North Korea’s Crypto Heist Seized by Norwegian Police, How Did They Do It?
The National Authority for Investigation and Prosecution of Economic and Environmental Crime of Norway has announced the seizure of approximately $5.84 million in cryptocurrency, marking the largest crypto seizure in Norway’s history.
The confiscation was made in connection with an investigation into the digital attack against the company Sky Mavis and the popular blockchain game Axie Infinity, which saw roughly $620 million in cryptocurrency stolen in March 2022.
The FBI has identified the North Korean hacker group Lazarus as being behind the attack and subsequent money laundering operation.
The hackers used highly sophisticated methods to launder the money, but the agency and its international partners were able to follow the money laundering process around the clock and make it more difficult for the hackers to continue stealing funds.
“We work with FBI specialists on tracking cryptocurrency,” said First State Attorney Marianne Bender, praising the results of the cooperation.
The aim of the money launderers is to get the cryptocurrency out into other forms of currency that can be used in the physical world.
As explained by Bender, North Korea uses ill-gotten money in order to support its nuclear weapons program. Therefore, he has stressed that it is important to track cryptocurrencies and try to stop North Korean cybercriminals from cashing out their ill-gotten funds.

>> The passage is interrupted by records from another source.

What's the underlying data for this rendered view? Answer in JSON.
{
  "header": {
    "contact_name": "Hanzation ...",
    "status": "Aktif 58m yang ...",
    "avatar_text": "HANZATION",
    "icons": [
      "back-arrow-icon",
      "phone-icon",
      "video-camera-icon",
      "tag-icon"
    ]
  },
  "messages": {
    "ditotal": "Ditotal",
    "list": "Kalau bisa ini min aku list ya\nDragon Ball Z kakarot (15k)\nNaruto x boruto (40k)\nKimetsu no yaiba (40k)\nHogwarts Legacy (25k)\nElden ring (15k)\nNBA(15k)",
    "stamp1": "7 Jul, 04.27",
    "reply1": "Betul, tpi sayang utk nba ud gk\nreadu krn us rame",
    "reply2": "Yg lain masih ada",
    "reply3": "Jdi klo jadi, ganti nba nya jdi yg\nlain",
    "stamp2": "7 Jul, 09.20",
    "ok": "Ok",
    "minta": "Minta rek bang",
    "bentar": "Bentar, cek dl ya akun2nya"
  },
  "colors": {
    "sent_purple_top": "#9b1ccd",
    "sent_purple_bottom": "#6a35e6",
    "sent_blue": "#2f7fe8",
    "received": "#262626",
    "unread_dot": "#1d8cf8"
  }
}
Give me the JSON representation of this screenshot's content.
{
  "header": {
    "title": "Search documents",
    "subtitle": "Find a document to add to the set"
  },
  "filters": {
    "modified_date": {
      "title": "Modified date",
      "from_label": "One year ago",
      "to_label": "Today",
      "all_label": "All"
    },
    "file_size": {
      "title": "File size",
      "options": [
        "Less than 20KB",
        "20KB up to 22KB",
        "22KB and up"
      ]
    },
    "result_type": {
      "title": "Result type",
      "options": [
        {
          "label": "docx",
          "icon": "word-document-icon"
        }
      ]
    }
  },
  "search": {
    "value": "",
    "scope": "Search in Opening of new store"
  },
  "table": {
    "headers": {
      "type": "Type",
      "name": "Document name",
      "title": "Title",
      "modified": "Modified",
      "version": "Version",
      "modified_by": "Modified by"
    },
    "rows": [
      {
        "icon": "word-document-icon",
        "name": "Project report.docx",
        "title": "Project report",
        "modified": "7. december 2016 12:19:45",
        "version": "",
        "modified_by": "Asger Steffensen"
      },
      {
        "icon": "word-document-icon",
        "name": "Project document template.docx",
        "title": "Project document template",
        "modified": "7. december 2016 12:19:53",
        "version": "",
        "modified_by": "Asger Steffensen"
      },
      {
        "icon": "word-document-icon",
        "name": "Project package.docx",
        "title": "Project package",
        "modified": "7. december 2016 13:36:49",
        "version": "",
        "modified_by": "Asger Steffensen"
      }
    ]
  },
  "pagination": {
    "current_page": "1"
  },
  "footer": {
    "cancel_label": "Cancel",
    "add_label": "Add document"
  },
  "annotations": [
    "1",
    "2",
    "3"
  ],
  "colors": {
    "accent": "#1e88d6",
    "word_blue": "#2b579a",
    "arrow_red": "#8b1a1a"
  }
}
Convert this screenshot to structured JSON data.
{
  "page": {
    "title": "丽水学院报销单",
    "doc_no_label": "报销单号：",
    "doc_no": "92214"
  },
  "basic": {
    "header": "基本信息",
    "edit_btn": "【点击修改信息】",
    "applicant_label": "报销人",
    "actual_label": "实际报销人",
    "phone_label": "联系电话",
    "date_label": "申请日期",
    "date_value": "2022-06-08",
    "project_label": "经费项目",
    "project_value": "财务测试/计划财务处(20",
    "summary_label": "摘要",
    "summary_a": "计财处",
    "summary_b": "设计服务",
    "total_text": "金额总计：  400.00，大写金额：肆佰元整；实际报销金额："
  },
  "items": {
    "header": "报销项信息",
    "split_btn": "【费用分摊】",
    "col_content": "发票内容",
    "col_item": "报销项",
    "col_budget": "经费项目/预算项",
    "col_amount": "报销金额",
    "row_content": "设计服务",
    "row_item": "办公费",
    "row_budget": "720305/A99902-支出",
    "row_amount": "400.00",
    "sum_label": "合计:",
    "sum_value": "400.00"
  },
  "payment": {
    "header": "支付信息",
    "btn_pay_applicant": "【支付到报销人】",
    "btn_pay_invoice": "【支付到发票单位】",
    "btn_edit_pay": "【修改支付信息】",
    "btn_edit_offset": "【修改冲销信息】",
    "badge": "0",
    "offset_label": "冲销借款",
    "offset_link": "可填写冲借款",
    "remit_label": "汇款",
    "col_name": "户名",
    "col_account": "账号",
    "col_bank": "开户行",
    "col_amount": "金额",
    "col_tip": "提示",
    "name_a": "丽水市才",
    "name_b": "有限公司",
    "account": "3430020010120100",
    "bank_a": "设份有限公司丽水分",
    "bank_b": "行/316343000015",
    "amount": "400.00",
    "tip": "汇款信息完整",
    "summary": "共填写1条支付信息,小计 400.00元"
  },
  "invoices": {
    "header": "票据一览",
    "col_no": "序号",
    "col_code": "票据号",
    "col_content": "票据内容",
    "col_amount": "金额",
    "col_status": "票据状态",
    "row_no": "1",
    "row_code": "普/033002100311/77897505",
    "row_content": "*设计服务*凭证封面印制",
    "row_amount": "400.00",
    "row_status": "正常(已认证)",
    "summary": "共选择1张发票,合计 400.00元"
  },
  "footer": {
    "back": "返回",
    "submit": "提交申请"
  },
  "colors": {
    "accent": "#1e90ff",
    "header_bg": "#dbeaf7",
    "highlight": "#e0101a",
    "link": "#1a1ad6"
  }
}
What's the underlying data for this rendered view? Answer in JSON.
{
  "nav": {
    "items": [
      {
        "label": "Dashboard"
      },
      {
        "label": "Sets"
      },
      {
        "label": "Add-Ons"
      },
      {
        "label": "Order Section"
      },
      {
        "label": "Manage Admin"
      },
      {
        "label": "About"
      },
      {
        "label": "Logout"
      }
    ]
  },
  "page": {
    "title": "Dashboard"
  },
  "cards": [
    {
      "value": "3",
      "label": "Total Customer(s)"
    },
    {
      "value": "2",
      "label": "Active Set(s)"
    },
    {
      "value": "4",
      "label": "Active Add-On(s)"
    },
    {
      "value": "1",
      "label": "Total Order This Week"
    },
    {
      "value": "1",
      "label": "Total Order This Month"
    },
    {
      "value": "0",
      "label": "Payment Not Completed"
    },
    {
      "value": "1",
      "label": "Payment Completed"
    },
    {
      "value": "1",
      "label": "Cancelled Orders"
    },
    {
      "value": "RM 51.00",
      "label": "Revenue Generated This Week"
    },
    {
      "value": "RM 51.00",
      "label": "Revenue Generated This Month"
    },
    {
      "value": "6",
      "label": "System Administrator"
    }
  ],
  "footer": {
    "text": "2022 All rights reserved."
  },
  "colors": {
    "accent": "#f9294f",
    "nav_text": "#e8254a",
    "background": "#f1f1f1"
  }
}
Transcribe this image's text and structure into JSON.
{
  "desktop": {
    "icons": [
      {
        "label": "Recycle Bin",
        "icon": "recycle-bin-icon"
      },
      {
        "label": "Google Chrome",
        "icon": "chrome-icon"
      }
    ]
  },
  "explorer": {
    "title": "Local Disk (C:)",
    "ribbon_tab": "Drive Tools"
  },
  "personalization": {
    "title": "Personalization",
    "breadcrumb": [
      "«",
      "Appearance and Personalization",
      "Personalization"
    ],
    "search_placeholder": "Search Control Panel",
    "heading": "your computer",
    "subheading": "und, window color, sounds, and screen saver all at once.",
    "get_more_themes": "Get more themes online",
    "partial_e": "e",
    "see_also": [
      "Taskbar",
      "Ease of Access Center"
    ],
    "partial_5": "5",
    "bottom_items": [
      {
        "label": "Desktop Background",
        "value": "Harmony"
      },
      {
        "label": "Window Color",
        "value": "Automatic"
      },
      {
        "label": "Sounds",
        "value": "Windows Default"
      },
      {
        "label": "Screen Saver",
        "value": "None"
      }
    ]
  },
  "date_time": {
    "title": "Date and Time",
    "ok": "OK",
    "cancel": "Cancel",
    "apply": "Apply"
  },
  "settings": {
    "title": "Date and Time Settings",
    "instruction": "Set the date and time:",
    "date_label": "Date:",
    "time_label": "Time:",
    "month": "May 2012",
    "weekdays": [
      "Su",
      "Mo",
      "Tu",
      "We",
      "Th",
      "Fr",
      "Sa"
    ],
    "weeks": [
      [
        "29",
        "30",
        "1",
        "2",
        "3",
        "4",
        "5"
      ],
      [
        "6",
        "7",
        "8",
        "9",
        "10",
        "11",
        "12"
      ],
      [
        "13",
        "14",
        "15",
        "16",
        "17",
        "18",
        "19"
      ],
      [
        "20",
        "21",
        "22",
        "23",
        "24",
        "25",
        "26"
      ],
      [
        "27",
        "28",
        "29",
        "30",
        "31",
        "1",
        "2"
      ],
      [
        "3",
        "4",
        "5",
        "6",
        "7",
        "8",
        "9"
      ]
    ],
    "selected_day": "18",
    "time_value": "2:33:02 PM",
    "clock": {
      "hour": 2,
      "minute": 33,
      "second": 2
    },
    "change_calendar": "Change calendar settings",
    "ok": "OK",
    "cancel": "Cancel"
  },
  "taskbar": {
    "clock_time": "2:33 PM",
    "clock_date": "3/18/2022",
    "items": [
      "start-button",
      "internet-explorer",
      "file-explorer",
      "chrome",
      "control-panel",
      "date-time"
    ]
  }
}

The unit will continue to follow the money laundering process of the hackers and try to stop and confiscate money they try to withdraw in the physical world in the future. The seizure originates from money stolen from the game Axie Infinity, and North Korean authorities will work with Sky Mavis to ensure that the aggrieved parties get the money back to the greatest extent possible.
The police agency is pleased with its cooperation with the FBI and the U.S. Department of Justice in this case, which shows the effectiveness of international collaboration in the fight against digital crime.